May 22 2013 Latest news:
Friday, January 25, 2013
More snow, an unusual visitor and breakfasts fit for a king
SUB-zero temperatures and heavy snowfall have dominated the headlines this week.
While the rest of us had to deal with treacherous roads and icy pavements, children everywhere dusted off their shovels, raided the fridge and dug out their old scarves. Getting to work in gardens, fields and even on roundabouts, they gathered snow into huge piles ready to craft into the perfect snowman.
Many schools were closed this week but one village school that did manage to defy the wintry weather and remain open was Tattingstone Primary School, near Ipswich. Headteacher Beverley Derrett said that thanks to good preparation by her staff and the hard work of the on-site caretaker, the school had been able to open to pupils from 10am on Monday.
Elswhere, helping to combat the cold, a sizzling treat was served to loyal customers this week as people were encouraged to start the day the best way – with a delicious breakfast. Beccles farmers’ market celebrated Farmhouse Breakfast Week by offering free fry-ups to customers using local ingredients sourced from stalls at the popular market at Beccles Heliport on Ellough Airfield.
A man has been reunited with his wedding ring after it was lost when he was clearing snow off his car. Gareth Johns, 34, lost the ring in the St Elizabeth Hospice car park, in Ipswich, but after an appeal a couple of people armed with metal detectors ventured out into the cold and found the ring within a minute of searching.

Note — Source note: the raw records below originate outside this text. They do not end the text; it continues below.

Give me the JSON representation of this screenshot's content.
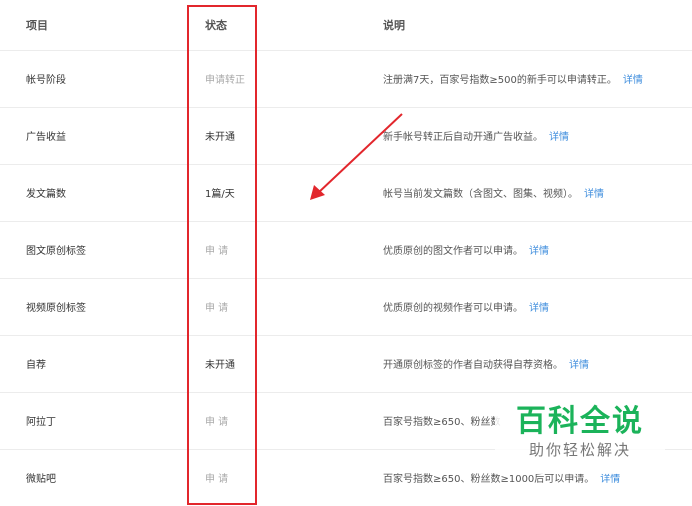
{
  "header": {
    "col_item": "项目",
    "col_status": "状态",
    "col_desc": "说明"
  },
  "rows": [
    {
      "item": "帐号阶段",
      "status": "申请转正",
      "desc": "注册满7天，百家号指数≥500的新手可以申请转正。",
      "link": "详情"
    },
    {
      "item": "广告收益",
      "status": "未开通",
      "desc": "新手帐号转正后自动开通广告收益。",
      "link": "详情"
    },
    {
      "item": "发文篇数",
      "status": "1篇/天",
      "desc": "帐号当前发文篇数（含图文、图集、视频）。",
      "link": "详情"
    },
    {
      "item": "图文原创标签",
      "status": "申 请",
      "desc": "优质原创的图文作者可以申请。",
      "link": "详情"
    },
    {
      "item": "视频原创标签",
      "status": "申 请",
      "desc": "优质原创的视频作者可以申请。",
      "link": "详情"
    },
    {
      "item": "自荐",
      "status": "未开通",
      "desc": "开通原创标签的作者自动获得自荐资格。",
      "link": "详情"
    },
    {
      "item": "阿拉丁",
      "status": "申 请",
      "desc": "百家号指数≥650、粉丝数",
      "link": ""
    },
    {
      "item": "微贴吧",
      "status": "申 请",
      "desc": "百家号指数≥650、粉丝数≥1000后可以申请。",
      "link": "详情"
    }
  ],
  "watermark": {
    "title": "百科全说",
    "subtitle": "助你轻松解决"
  },
  "colors": {
    "highlight_red": "#e2262c",
    "link_blue": "#3e8ddd",
    "watermark_green": "#1bb35a"
  }
}
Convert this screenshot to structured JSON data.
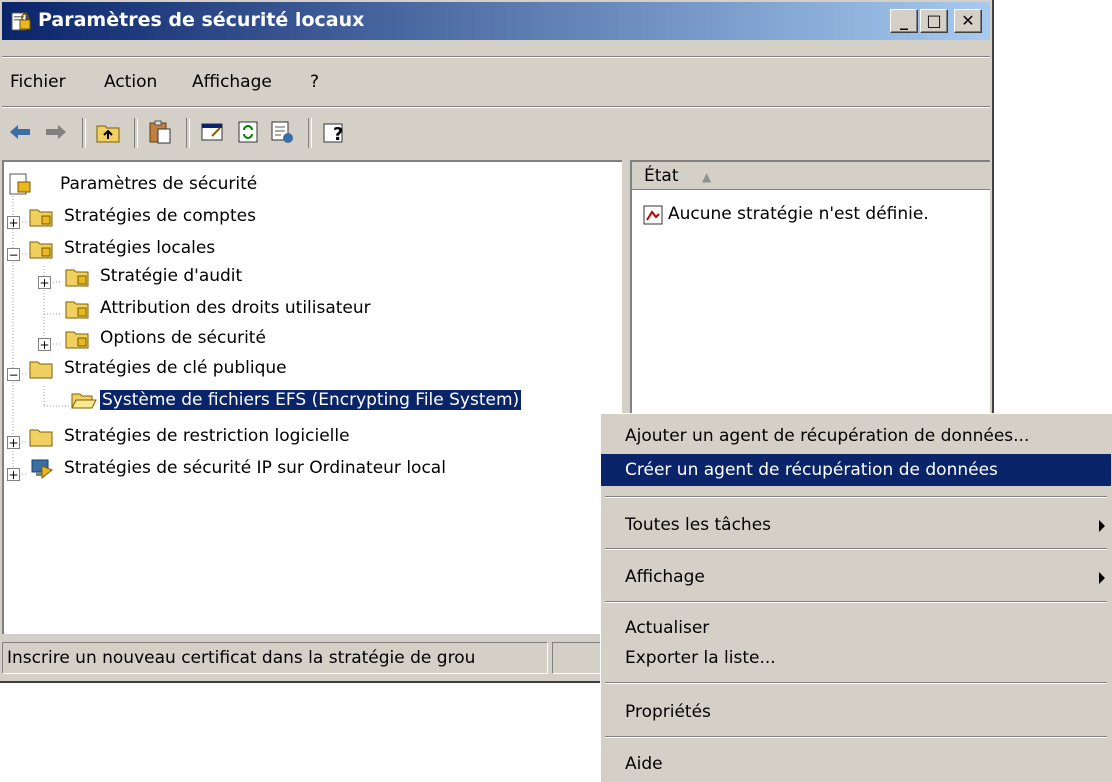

Pupils at Fen Park Community Primary School, in Lowestoft, celebrated the end of their first year in their new and improved premises this week. The school moved from its former home in a cramped Victorian building with limited outdoor space in Lovewell Road to the former Kirkley Middle School site in January 2012.
Snowflake the tiny muntjac deer faced an uncertain start in life but now is in the safe hands of staff at an animal rescue centre after being found in a back garden of a home in Sible Hedingham on Sunday and taken in to Wildlives Animal Rescue and Rehabilitation Centre in Thorrington by the concerned resident.
Another unusual visitor has been found in the garden of a Suffolk home. A Californian quail, typically native to the United States was discovered by Mike Stiff in his back garden in Stoney Road, Grundisburgh.
The New Wolsey Theatre in Ipswich has been awarded £420,000 by The Arts Council to allow it to improve facilities backstage which haven’t had any major refurbishment work since the theatre opened in 1979.
This year’s pantomime by an amateur dramatics group is raising cash for a new storage facility for costumes, set and lighting and sound equipment.
Traditionally the Debenham Players donate 10% of ticket sales to a nominated charity, but money raised from their performance of Beauty and The Beast, will go towards replacing the ‘Hut,’ which has fallen into a state of disrepair.
In other news, a fitness fanatic is preparing to take on one of the world’s highest mountains after overcoming a debilitating spinal condition. Richard Hickson, of Ipswich, has now booked his flights to Africa where he plans to take on the challenge he feared he would never do, climbing Mount Kilimanjaro.
And finally, pre-sale estimates are showing that a new world auction record for a painting by Ipswich artist Edward Robert Smythe could be set in America next month when his 1870s oil painting of Suffolk hounds is set to fetch between £50,000 and £75,000 at an auction.